Interface dataset entries:
-=-=-

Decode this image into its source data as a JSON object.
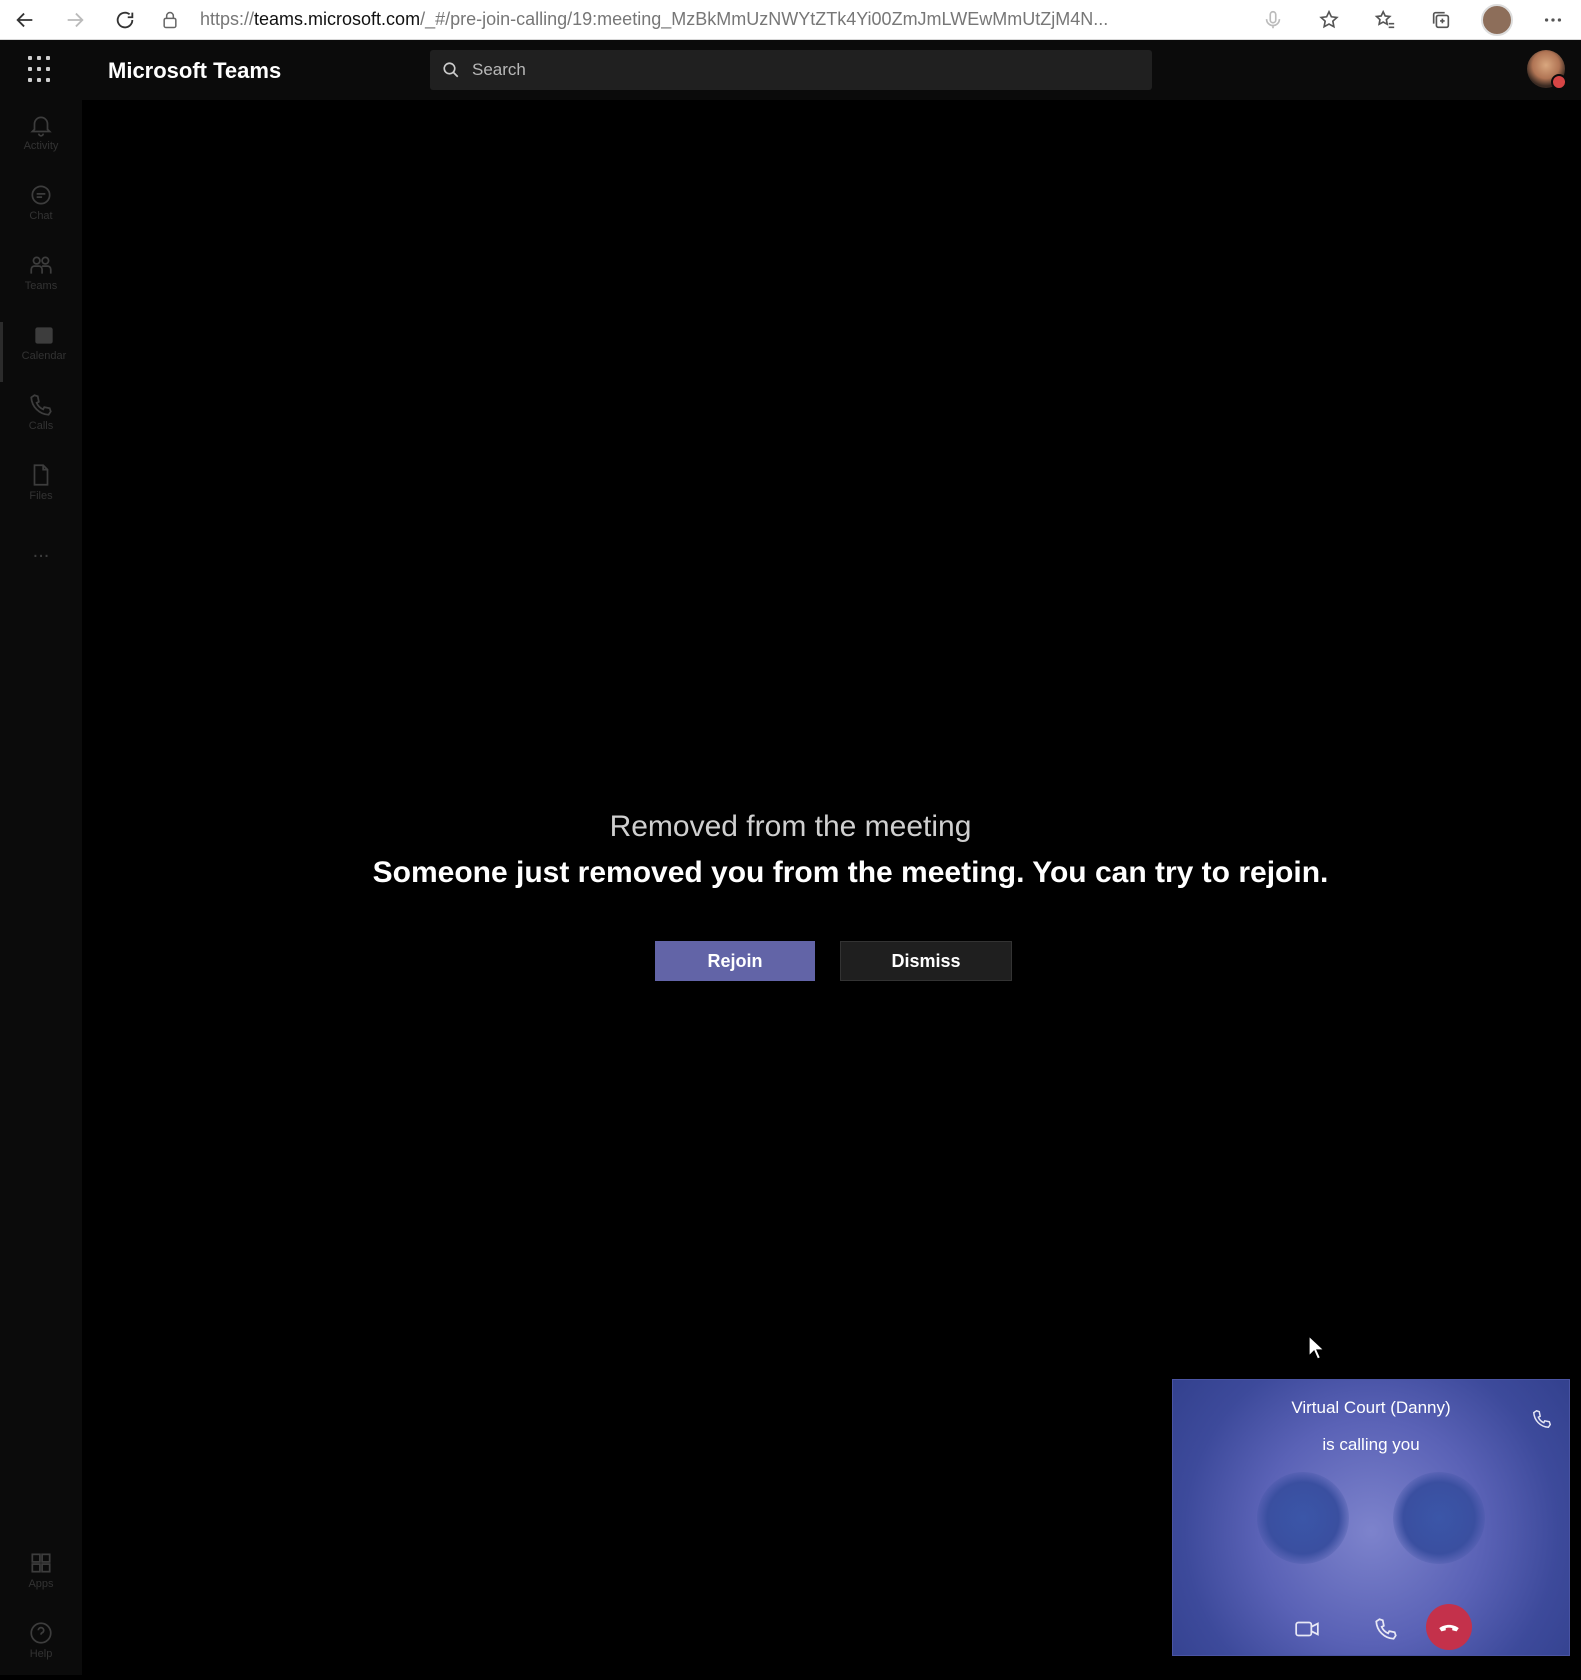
{
  "browser": {
    "url_scheme": "https://",
    "url_host": "teams.microsoft.com",
    "url_path": "/_#/pre-join-calling/19:meeting_MzBkMmUzNWYtZTk4Yi00ZmJmLWEwMmUtZjM4N..."
  },
  "header": {
    "app_title": "Microsoft Teams",
    "search_placeholder": "Search"
  },
  "rail": {
    "items": [
      {
        "label": "Activity",
        "icon": "bell-icon"
      },
      {
        "label": "Chat",
        "icon": "chat-icon"
      },
      {
        "label": "Teams",
        "icon": "teams-icon"
      },
      {
        "label": "Calendar",
        "icon": "calendar-icon"
      },
      {
        "label": "Calls",
        "icon": "phone-icon"
      },
      {
        "label": "Files",
        "icon": "file-icon"
      }
    ],
    "more": "...",
    "bottom": [
      {
        "label": "Apps",
        "icon": "apps-icon"
      },
      {
        "label": "Help",
        "icon": "help-icon"
      }
    ]
  },
  "notice": {
    "title": "Removed from the meeting",
    "body": "Someone just removed you from the meeting. You can try to rejoin.",
    "rejoin_label": "Rejoin",
    "dismiss_label": "Dismiss"
  },
  "call": {
    "caller": "Virtual Court (Danny)",
    "status": "is calling you"
  },
  "colors": {
    "accent": "#6264a7",
    "decline": "#c4314b",
    "background": "#000000"
  }
}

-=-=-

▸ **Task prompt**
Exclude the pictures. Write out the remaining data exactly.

▸ **Result of the task**
Decode this image into its source data as a JSON object.
{
  "browser": {
    "url_scheme": "https://",
    "url_host": "teams.microsoft.com",
    "url_path": "/_#/pre-join-calling/19:meeting_MzBkMmUzNWYtZTk4Yi00ZmJmLWEwMmUtZjM4N..."
  },
  "header": {
    "app_title": "Microsoft Teams",
    "search_placeholder": "Search"
  },
  "rail": {
    "items": [
      {
        "label": "Activity",
        "icon": "bell-icon"
      },
      {
        "label": "Chat",
        "icon": "chat-icon"
      },
      {
        "label": "Teams",
        "icon": "teams-icon"
      },
      {
        "label": "Calendar",
        "icon": "calendar-icon"
      },
      {
        "label": "Calls",
        "icon": "phone-icon"
      },
      {
        "label": "Files",
        "icon": "file-icon"
      }
    ],
    "more": "...",
    "bottom": [
      {
        "label": "Apps",
        "icon": "apps-icon"
      },
      {
        "label": "Help",
        "icon": "help-icon"
      }
    ]
  },
  "notice": {
    "title": "Removed from the meeting",
    "body": "Someone just removed you from the meeting. You can try to rejoin.",
    "rejoin_label": "Rejoin",
    "dismiss_label": "Dismiss"
  },
  "call": {
    "caller": "Virtual Court (Danny)",
    "status": "is calling you"
  },
  "colors": {
    "accent": "#6264a7",
    "decline": "#c4314b",
    "background": "#000000"
  }
}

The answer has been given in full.